Kidney beans are sold either dried or cooked and canned. Either way they are a valuable source of protein, iron and cholesterol lowering fibre. Their high fiber content helps to prevent blood sugar levels raising too rapidy after a meal.
Kale also known as leaf cabbage, is a member of the the cabbage family however its leaves do not form a central head like spring cabbage. Until the end of the Middle Ages it was one of the most common green veg in Europe. It is really good for us as it is packed full of iron, fibre, calcium and vitamins A,C and K.
Kale is still widely used in European cuisine, notably Denmark, Sweden, the Netherlands, Germany and Portugal. The easiest way to cook it is to remove the tough stalk and then steam it. Kale has quite a strong cabbage taste and can be bitter so if you have not tried it before just cook a little and mix it with other veg, or add it to a stew. Unlike spinach kale does not wilt down to the same extent so just put in the pan what you want.

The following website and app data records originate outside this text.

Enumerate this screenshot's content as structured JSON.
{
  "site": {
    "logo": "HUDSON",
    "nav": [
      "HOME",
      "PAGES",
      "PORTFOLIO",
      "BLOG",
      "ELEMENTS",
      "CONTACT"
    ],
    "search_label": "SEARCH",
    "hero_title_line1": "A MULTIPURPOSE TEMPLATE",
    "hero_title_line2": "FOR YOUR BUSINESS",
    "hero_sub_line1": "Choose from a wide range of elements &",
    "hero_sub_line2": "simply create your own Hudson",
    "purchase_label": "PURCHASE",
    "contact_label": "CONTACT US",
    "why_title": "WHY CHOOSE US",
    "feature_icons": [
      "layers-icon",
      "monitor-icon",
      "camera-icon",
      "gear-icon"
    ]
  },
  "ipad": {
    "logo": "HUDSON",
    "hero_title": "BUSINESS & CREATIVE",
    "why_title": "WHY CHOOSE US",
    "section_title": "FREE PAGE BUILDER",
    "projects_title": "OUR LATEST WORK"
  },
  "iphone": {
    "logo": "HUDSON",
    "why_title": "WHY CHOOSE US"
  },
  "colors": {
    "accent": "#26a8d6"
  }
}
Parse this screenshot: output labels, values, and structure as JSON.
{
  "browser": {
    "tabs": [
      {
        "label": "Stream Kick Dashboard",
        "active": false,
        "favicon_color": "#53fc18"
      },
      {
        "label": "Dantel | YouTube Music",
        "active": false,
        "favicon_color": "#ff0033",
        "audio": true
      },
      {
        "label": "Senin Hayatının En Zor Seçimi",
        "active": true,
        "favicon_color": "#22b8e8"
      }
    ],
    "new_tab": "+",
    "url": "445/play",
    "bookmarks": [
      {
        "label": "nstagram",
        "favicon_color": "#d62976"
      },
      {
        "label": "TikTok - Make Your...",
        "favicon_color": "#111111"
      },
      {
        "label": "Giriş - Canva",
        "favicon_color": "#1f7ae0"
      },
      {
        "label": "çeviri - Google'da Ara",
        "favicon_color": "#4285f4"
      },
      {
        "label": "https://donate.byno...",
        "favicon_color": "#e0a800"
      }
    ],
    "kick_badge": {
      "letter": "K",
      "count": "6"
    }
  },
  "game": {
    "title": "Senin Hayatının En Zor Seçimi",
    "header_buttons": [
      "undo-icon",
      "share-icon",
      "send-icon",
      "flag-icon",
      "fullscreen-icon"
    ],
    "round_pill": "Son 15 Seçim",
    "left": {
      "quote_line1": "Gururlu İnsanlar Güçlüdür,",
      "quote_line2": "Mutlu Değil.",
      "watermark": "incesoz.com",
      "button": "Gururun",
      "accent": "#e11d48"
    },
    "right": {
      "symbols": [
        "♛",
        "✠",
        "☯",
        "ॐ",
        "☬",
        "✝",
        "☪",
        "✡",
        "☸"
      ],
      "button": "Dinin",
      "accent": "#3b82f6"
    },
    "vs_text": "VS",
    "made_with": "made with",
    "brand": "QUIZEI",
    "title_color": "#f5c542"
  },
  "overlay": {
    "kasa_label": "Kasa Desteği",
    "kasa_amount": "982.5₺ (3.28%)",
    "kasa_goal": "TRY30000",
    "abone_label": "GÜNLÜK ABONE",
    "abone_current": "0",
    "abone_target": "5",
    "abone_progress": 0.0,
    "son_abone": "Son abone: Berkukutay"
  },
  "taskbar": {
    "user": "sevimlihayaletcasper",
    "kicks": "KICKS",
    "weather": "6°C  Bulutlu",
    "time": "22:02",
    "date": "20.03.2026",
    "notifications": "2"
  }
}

- 1 million tons of kiwifruit are produced every year, the main producers are Italy, New Zealand and Chilli
- bees are the main pollinators of kiwifruit plants.
- kiwifruit are often used as an ingredient in face mask
- newlyweds in Nicaragua are given a bowl of beans for luck
- an archaeologist working in New Mexico in the 1980’s discovered a clay pot sealed with pine. Inside the pot were bean seeds 1,500 years old. The seeds grew!
- US navy beans got their name from being associated with the US navy. They were that last food to eat on a ship when the fresh food ran out
- gram for gram, kale has more than twice the amount of Vitamin C than an orange
- until the 2013 surge in the popularity of kale, the biggest consumer of kale in the USA was Pizza Hut. It was not used in their recipes but to decorate the salad bowls